CNET has pored over Apple's iPhone 5, the long-awaited update that includes 4G LTE, a larger, 4-inch screen, and some new design tweaks. CNET's Scott Stein goes hands-on with the excellent smartphone.
Apple's iPhone 5 is dressed to impress
We have to hand it to Apple, the company has a knack for perfecting design that borders on the obsessive. How else could the Cupertino, Calif., company have produced a rebooted iPhone 5 that feels both fresh and familiar?
Happily, the new flagship phone for AT&T, Sprint, and Verizon comes with 4G LTE, which the iPhone 5's predecessors lacked. You can see it strong and clear on this model for AT&T.
The phone's dorsal side is sleek and gorgeous, especially the white model I reviewed. Gone is the glass backing that had a tendency to shatter, replaced instead by a metal back, mostly. The top and bottom panes still earn a glass covering for that premium sheen.
The iPhone 5's lightly updated iSight camera module contains the 8-megapixel lens and an LED flash. Inside, the software enables dynamic low lighting, image stabilizing in the video mode, and the ability to take still shots while shooting video (previously an Android-only trick).
The iPhone 5's slimmer build measures 0.3 inch thick and 3.9 ounces on the scale, making it both leaner and lighter than any other iPhone, and a top contender for thin, light smartphones against its rivals.
3D mapping is new to Apple's improved, and now proprietary, Maps app. Sailing over the streets and buildings is fun, at least during my trial week, and the facades below reminded me of a real-life SimCity video game. Google Street View is gone, though, now that Apple divorced itself from Google's mapping service. I won't lie, it will be missed for smaller cities, since flyovers only take place in urban centers.
Viewing videos on the iPhone 5 is a far better experience than on the iPhone 4S. Here, an HD episode of "Planet Earth" fills the screen. On the iPhone 4S (below) the image shrank even more because of the letterboxing effect.
This is also a good photo for seeing the iPhone 5's front-facing FaceTime camera rearing its cyclopean eye above the speaker.
You won't be able to pay by tapping your iPhone 5 to anything (unless you tack on your own NFC sticker), but the iPhone 5 does have Passbook, Apple's take on the virtual wallet. It wasn't yet live for in-depth testing ahead of the official iPhone 5 launch, but it will store your loyalty card information and other files created with the Passbook file-type by compatible apps. It's location-aware, with the idea that relevant coupons or tickets will present themselves when you reach the appropriate destination.
For many, Apple's iPhone 5 will find a natural home among the rest of your stuff.
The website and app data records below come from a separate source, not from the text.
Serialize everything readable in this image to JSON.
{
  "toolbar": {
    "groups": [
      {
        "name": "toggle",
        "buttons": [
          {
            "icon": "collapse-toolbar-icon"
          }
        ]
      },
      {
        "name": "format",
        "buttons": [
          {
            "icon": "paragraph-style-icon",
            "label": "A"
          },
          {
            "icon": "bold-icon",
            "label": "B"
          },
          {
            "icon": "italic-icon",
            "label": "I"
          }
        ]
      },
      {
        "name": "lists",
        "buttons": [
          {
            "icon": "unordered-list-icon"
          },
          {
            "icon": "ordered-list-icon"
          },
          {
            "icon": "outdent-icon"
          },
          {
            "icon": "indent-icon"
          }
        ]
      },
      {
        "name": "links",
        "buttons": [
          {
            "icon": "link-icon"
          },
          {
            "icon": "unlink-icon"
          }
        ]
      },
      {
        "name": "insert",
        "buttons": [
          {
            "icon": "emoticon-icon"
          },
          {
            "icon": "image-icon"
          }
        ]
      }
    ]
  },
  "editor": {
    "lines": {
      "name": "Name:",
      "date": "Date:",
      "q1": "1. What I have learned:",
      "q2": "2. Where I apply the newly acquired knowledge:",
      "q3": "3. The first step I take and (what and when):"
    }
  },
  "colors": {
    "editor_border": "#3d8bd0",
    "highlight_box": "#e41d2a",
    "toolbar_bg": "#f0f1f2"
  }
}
It isn't the flashiest of phones, and it may not have every bell and whistle of every rival, but the iPhone 5 is a world-class device that fits into your day-to-day rhythms. It certainly fit into mine.